At 0145 GMT on 20 October 2018, an Ariane 5 ECA rocket successfully launched the Bepi-Columbo unmanned joint mission to Mercury. There are two main spacecraft plus a carrier spacecraft on the mission.

The Mercury Transfer Module (MTM) can be regarded as the main transfer and delivery spacecraft. It is carrying three cameras to monitor the deployment of antennas and the other spacecraft. Attached to the MTM are the JAXA Mercury Magnetospheric Orbiter (MMO) and the ESA Mercury Planetary Orbiter (MPO). To protect the spacecraft from the harsh solar environment, a Magnetospheric Orbiter Sunshield and interface Structure (MOSIF) have been fitted.

Using electric propulsion and gravity assists, the MTM’s flight to the planet involves two Venus flybys followed by a succession of six flybys of the planet Mercury itself before its final orbital insertion in December 2025.

ESA’s MPO will go into an orbit around Mercury of approximately 1500 x 400 km above its surface, from where it will use a high-resolution imaging camera to map the planet. Meanwhile JAXA’s MMO will use a highly elliptical orbit to map Mercury’s magnetic field.
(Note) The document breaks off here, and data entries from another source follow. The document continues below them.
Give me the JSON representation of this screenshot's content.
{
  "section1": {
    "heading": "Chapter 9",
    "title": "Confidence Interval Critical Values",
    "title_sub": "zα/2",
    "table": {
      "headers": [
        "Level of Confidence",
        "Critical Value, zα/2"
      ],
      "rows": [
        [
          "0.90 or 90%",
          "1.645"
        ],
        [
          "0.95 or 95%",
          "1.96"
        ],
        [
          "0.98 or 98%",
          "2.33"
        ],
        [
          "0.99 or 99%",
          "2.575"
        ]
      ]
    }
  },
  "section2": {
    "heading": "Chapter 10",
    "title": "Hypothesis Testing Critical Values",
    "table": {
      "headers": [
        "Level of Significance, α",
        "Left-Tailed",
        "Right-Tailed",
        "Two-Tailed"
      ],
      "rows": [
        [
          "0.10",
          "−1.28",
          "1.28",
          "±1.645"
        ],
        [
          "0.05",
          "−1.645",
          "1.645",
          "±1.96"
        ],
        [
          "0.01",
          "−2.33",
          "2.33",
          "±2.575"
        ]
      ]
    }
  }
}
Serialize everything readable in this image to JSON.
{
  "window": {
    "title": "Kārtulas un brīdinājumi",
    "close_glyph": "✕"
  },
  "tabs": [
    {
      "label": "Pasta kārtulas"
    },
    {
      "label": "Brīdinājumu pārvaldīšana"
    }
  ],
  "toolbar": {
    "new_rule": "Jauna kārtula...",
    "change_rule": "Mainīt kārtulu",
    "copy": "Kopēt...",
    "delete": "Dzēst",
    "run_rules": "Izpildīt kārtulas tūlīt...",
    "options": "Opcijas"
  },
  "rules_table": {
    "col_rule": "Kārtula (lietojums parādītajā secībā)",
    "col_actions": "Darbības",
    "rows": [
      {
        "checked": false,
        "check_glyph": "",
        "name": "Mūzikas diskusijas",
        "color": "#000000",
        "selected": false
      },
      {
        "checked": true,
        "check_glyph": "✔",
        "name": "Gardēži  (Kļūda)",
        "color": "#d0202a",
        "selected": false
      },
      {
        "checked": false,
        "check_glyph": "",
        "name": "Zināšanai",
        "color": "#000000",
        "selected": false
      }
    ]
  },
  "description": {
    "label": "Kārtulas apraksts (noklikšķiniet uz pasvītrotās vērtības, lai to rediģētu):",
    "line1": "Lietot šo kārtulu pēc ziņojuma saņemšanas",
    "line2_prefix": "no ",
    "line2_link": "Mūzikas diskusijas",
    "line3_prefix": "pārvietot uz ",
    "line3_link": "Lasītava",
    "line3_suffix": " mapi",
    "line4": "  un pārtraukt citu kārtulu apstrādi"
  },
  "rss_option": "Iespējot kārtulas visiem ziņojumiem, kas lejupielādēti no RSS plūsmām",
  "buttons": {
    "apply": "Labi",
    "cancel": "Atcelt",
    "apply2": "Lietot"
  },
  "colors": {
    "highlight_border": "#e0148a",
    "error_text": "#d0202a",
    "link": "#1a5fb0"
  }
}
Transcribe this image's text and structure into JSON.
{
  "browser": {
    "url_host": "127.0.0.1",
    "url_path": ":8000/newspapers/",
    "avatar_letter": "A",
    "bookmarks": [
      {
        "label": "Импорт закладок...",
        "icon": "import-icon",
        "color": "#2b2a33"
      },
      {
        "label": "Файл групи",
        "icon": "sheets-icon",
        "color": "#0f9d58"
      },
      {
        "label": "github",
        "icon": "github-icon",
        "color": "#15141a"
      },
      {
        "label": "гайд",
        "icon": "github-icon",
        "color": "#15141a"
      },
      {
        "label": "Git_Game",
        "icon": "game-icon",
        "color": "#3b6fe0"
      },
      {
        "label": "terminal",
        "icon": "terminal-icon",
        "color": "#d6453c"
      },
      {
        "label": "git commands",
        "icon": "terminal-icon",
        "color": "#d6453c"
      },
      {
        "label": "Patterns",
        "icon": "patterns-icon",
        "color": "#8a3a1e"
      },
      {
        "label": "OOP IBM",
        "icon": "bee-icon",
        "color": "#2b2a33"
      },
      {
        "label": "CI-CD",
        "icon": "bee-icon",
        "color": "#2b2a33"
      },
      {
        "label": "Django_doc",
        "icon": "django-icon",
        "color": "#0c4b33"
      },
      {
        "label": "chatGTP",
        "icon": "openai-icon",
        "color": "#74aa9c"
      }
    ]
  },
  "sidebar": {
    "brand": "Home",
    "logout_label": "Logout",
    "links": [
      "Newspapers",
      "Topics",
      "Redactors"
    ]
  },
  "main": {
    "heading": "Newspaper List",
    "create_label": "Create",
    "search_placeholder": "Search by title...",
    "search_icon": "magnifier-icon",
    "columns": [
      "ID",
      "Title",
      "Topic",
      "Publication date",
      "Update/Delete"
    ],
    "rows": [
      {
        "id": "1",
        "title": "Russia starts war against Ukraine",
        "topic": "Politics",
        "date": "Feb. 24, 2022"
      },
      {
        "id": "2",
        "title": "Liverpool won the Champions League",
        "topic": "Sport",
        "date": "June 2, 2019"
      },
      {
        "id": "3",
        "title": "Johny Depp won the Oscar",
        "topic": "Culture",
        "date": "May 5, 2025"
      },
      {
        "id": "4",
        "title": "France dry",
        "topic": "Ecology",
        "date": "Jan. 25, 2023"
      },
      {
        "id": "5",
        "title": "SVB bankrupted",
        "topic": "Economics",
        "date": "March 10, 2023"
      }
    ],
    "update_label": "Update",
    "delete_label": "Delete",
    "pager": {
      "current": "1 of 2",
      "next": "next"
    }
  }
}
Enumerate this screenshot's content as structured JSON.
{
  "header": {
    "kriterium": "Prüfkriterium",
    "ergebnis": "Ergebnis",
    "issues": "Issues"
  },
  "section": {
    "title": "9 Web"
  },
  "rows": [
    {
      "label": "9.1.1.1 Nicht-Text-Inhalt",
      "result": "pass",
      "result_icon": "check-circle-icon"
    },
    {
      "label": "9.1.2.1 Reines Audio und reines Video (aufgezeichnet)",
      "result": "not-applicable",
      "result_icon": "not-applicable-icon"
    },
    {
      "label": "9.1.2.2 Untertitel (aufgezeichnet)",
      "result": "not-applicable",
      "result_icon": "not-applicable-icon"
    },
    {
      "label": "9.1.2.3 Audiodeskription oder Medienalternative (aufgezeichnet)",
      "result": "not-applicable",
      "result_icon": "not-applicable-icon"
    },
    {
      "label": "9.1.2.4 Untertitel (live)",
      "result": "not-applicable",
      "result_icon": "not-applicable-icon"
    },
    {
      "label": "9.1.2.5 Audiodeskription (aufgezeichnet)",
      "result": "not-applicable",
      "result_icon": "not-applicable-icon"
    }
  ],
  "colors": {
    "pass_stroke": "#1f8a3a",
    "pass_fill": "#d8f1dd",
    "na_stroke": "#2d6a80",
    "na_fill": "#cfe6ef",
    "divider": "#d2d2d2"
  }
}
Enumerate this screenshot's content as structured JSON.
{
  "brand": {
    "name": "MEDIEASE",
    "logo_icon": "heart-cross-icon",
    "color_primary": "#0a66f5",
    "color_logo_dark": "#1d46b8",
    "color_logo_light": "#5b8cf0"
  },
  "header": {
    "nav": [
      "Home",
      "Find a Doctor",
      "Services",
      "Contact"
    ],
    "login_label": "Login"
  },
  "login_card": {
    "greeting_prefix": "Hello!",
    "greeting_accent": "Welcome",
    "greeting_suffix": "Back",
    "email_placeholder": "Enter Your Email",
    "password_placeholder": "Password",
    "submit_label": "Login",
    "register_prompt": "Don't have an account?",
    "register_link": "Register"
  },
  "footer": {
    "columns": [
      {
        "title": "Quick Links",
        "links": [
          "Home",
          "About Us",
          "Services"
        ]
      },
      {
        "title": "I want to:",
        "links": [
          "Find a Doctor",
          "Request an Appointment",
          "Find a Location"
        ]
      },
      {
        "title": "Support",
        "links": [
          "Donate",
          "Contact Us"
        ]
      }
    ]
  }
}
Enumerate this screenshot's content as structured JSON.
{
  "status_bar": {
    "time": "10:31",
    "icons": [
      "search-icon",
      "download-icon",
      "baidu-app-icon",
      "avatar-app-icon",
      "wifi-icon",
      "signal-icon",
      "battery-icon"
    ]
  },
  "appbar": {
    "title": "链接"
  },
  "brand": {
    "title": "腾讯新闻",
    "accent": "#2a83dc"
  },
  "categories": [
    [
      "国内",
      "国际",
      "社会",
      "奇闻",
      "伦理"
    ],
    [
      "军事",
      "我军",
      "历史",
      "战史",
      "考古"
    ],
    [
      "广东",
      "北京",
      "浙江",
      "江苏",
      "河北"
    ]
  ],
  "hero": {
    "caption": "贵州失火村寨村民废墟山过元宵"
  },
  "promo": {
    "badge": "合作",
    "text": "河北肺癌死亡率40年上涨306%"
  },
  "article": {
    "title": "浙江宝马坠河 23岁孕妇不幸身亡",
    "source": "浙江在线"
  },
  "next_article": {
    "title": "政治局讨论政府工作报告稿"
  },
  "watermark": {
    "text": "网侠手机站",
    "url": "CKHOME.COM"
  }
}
Bepi-Columbo mission’s three spacecraft joined: MTM firing its engines, MPO ahead of that, and MMO inside the collar of the sunshield. Courtesy: ESA